The story of Private Eye depicts an America where the press has taken over peacekeeping for the police thanks to a landmark omni-leak of every possible piece of data. The event, called “The Cloudburst,” exposed everyone’s online information to everyone else. It wasn’t the leaked account balances or private nudes that did everyone in, but the search histories. It turns out that was as close as you could come to knowing what was going on inside someone else’s head – their deepest fears and desires. A lot of those heads were pretty dark places.
Information is power in this new world, which is why detectives have been replaced with reporters. No one wants to commit their real identity to any action – not buying bread and milk, and certainly not committing a crime, but not even going on a date. Every regular citizen tries to deprive their peers of any personal knowledge to protect the sanctity of their core identity. It’s a world full of masks and pseudonyms, where the worst thing you could do is let slip a detail from your real life while out living your best life.

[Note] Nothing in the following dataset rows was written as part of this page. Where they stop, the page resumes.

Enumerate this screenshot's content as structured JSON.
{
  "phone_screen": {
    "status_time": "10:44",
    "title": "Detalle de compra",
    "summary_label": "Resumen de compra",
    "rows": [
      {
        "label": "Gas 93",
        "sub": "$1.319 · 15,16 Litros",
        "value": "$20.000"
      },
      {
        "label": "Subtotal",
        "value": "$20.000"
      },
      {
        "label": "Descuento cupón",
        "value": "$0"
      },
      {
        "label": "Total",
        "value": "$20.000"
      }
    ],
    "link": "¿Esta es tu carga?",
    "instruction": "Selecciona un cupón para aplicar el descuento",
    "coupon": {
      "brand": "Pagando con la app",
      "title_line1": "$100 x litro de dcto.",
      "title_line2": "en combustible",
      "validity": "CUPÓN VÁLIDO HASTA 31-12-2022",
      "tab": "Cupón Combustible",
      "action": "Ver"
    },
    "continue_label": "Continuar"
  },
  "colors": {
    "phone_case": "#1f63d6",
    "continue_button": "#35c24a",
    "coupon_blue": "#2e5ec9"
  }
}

If that sounds at all fascinating to you, know that I am hardly doing it justice. There are so many nuances in the world, and not just as its revealed from Vaughan’s script. Marcos Martin does career-defining work here, filling in every corner of the page with little details of life in this post-identity world. His figures remind me of Steve Ditko in their Silver Era simplicity, an impression only abetted by the bright, solid-color palette employed by Vicente.
With the sunny depiction of the world, it’s hard to decide if this is Utopia or Dystopia. The information event horizon ruined relationships and lives, but years later everyone looks bright and happy as they are free to do whatever they want in a world of mutually assured privacy without an omnipresent internet to link them together.
(Also, apropos of nothing, I take note when a book includes equal-opportunity nudity that shows as many men below the belt as women without shirts, because all people are nude sometimes. This one does.)
By the way, I haven’t really spoiled a thing yet – all of this is background information from the first one or two chapters of the book.
Vaughan pairs this advanced concept with the simplest of gumshoe stories – a dead dame, a vengeful associate, and a bigger conspiracy at play. With the police state shifted to the fourth estate, one thing that didn’t change so much was private investigators. They’ve always been half cop, half journo, after all. Now instead of being despised as hired snoopers, they’re thought of as paparazzi – tattling rogue reporters out to uncover dirt. Except, in this world, that dirt isn’t tabloid fodder – it’s potential control over someone’s entire life.
As Vaughan unspools more story the scope of the mystery gets bigger as do the consequences, but I found it increasingly less interesting. I went from turning pages in Chapter 2 as if I was gasping for air to idly reading a few pages at a time of an action-packed conclusion full with characters of whom I’d grown bored.
It felt as though Private Eye was building up to a bigger mystery than it could ultimately deliver. What could be more mysterious than the world Vaughan had built? Nothing could top it!
Yet, you cannot accuse Vaughan of not sticking the landing. He’s is modern comics’ most deft author when it comes to creating beloved flawed characters and wrapping up his plots in a tidy bow. Every dropped hint wound up being relevant, and each character got their due. Maybe that means it’s my fault I didn’t love this one as much as it is the creators’. I think I got so swept up in Vaughan’s world and Martin’s pictures of it that I stopped caring about the people inside.
That can happen when everyone has a mask on all the time – you fall in love more with the concept of something than who they actually are.